Hurricane Harvey has dropped more than 20 inches of rain on Houston, and the scenes from the city are devastating. Emergency crews carrying children through waist-deep water out of flooded homes. Nursing home residents waiting in a murky indoor lake to be rescued.
As the rescue effort unfolds (if you want to contribute, Slate has an overview of local charities helping victims of the storm), we should also be asking how to prevent or mitigate future storms. On a global scale, Harvey is another sign of the urgency of climate action to prevent superstorms from becoming ever more frequent and destructive.
Locally, while any city would be overwhelmed by so much rain in so little time, land use in the Houston region has made a difficult situation worse. Woods and prairies that used to provide a measure of resilience against stormwater are now covered in impervious surfaces, and development has sprawled into low-lying floodprone areas, increasing the public’s exposure. Last year, ProPublica reported that the region “has paved over over 166,000 acres of mostly former coastal prairie since 2001, land that held highly absorbent grasses.”
Jeff Wood, who grew up in the Houston region, has been thinking about how the city’s development patterns contributed to the current crisis. At the Overhead Wire, Wood writes that the problem is not Houston’s “lack of zoning” so much as a transportation and development paradigm that’s completely heedless of considerations like stormwater absorption and steering clear of the floodplain.
Wood flags a Texas development tool called the Municipal Utility District as one vehicle for runaway sprawl in the Houston region:
I’m sure MUDs exist in other places but they don’t seem to be as prolific as they are around the suburbs of Houston. The basic idea of a MUD is that it’s a way for developers to buy land and set up shop to build new development. Once they own the land they can request the creation of a MUD that allows them to sell tax exempt bonds for infrastructure…
So if a developer can just plop down anywhere in the county and build a massive development of single family homes, it stands to reason that regional drainage and water networks are not a top planning priority.
All this development gobbling up natural lands was enabled by the region’s expensive freeway habit:

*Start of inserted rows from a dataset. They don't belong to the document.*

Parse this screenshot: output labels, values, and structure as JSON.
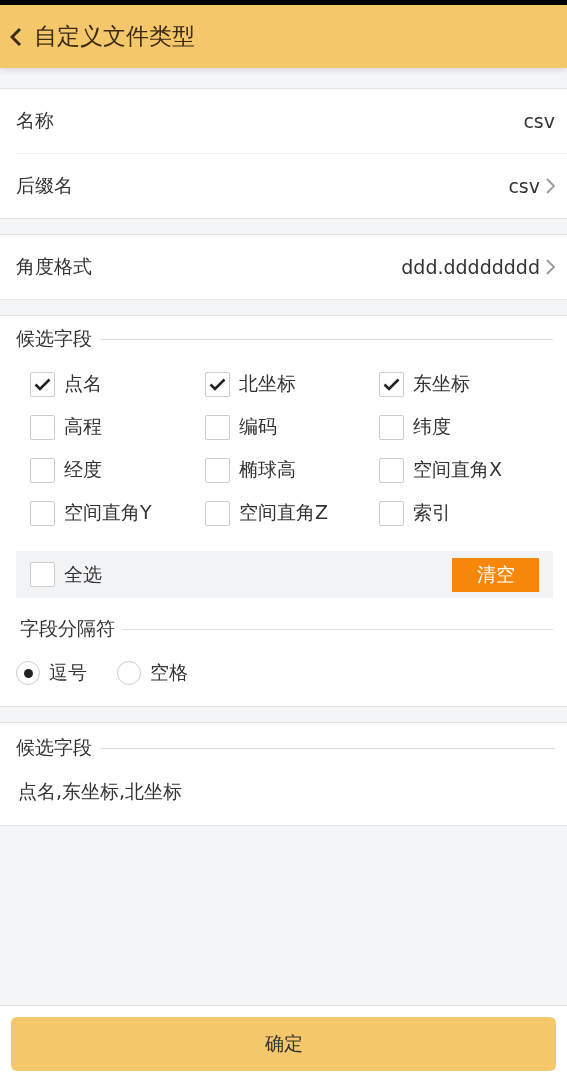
{
  "header": {
    "title": "自定义文件类型"
  },
  "settings": [
    {
      "label": "名称",
      "value": "csv",
      "kind": "text"
    },
    {
      "label": "后缀名",
      "value": "csv",
      "kind": "link"
    }
  ],
  "angle": {
    "label": "角度格式",
    "value": "ddd.dddddddd",
    "kind": "link"
  },
  "fields": {
    "title": "候选字段",
    "items": [
      {
        "label": "点名",
        "checked": true
      },
      {
        "label": "北坐标",
        "checked": true
      },
      {
        "label": "东坐标",
        "checked": true
      },
      {
        "label": "高程",
        "checked": false
      },
      {
        "label": "编码",
        "checked": false
      },
      {
        "label": "纬度",
        "checked": false
      },
      {
        "label": "经度",
        "checked": false
      },
      {
        "label": "椭球高",
        "checked": false
      },
      {
        "label": "空间直角X",
        "checked": false
      },
      {
        "label": "空间直角Y",
        "checked": false
      },
      {
        "label": "空间直角Z",
        "checked": false
      },
      {
        "label": "索引",
        "checked": false
      }
    ],
    "select_all": {
      "label": "全选",
      "checked": false
    },
    "clear_button": "清空"
  },
  "separator": {
    "title": "字段分隔符",
    "options": [
      {
        "label": "逗号",
        "selected": true
      },
      {
        "label": "空格",
        "selected": false
      }
    ]
  },
  "result": {
    "title": "候选字段",
    "text": "点名,东坐标,北坐标"
  },
  "confirm_button": "确定"
}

But Houston as a region is currently working on its 3rd ring road and has made it a point of developing these roads to open up areas to development. The most recent example being the Grand Parkway, which organizations such as Houston Tomorrow have fought vociferously. The Grand Parkway now looks like an even worse decision considering it’s now opening up the Katy prairie land to more development, area that should really be left to its natural state.
More recommended reading today: Dezeen looks at how cities could use trees instead of bollards to prevent vehicular terrorism. And Buffalo Rising reports on a new design concept for the removal of the Scajaquada Expressway that involves making a historic bridge in the Olmsted-designed Delaware Park car-free.